The Indian government has revamped the urea industry in an attempt to reduce the heavy economic burden of a state-controlled sector, states new research by industry experts GlobalData.
The new viewpoint* looks at the market for urea, an organic compound popularly used as a fertilizer in the agriculture sector due to its low cost and high nitrogen content. Urea is the most consumed nitrogenous fertilizer worldwide, and having realized its importance in the Indian agriculture sector, the government placed production under state control, fixing the price at a reasonable level.
However, changes in government policies over the last decade have made the urea industry unattractive to enter. The urea investment policy introduced in 2008 tried to encourage investment in natural gas based urea plants, but failed to insulate producers from natural gas price volatility. Therefore, despite demand for urea growing consistently over the last decade, production capacity remained stagnant, causing supply shortages and a heavy dependency on imports. Concerned by the lack of investment in the urea sector, the Indian government reformulated its policy in June 2012, including a provision which insulates producers from rises in natural gas prices.
Paradoxically, the production cost of urea is far higher than the sales price, and Indian producers therefore receive subsidies from the government under the New Pricing Scheme (NPS), which sets a floor price and ceiling price for the cost of production within urea plants. The government is employing all means to reduce the ballooning urea subsidy bill, which has aggravated the fiscal deficit within the country. Urea subsidies have increased at an impressive rate in the last decade and currently sit at $5.3 billion. This financial burden will remain until the urea industry is completely deregulated, but the government has adopted a two-way approach of reducing production costs and increasing sales prices in order to gradually shrink this enormous sum.
Thanks to the latest changes to the urea investment policy, many companies have announced planned projects, and over 6 Million Metric tons per annum (MMtpa) of capacity is expected to come on-stream in India within
the next five years.
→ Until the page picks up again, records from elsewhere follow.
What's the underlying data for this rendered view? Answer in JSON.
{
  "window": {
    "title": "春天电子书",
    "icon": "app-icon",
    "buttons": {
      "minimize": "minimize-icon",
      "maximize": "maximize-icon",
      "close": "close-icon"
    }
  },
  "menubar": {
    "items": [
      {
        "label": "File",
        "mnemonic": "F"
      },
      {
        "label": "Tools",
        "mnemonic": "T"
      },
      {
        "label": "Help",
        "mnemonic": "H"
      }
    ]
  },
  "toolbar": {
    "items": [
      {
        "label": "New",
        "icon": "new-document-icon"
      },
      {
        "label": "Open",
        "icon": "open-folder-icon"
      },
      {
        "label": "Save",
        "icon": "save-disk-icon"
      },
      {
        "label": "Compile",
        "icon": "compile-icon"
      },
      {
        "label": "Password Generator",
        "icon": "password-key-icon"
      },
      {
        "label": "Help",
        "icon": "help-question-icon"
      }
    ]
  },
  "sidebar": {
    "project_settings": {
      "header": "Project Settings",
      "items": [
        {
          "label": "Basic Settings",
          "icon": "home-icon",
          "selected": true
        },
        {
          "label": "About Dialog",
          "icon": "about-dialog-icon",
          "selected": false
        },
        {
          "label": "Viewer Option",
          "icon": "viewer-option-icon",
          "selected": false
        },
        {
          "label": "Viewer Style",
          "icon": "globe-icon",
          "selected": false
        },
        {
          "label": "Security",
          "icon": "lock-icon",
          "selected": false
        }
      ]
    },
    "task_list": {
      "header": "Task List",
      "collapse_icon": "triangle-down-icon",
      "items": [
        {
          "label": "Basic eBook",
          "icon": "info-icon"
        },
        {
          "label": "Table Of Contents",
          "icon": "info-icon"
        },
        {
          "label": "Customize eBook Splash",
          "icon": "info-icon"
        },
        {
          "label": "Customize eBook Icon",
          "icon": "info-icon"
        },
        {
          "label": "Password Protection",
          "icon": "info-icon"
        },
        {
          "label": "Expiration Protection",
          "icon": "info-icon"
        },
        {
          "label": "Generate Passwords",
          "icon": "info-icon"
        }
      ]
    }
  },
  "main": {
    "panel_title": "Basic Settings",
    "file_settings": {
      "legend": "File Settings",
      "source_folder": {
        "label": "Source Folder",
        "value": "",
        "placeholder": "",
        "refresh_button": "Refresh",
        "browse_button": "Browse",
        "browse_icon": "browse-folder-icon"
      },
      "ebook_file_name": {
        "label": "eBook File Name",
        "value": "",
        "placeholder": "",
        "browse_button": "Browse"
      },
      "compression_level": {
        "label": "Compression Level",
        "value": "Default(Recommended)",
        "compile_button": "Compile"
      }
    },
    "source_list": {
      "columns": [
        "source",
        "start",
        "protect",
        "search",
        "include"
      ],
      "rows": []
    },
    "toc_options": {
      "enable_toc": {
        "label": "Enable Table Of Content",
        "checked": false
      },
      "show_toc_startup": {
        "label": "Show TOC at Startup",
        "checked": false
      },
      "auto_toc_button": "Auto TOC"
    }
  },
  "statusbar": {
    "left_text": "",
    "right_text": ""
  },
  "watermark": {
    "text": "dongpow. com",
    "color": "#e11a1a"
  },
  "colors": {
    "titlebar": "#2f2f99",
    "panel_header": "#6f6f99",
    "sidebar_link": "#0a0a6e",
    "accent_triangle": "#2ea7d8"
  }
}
However, it is predicted that the gap in demand and supply will persist.
Urea production capacity in India is expected to increase at a compound annual growth rate (CAGR) of 5.2% during 2011-2016, showing substantial improvement from the CAGR of 0.7% during 2005-2011.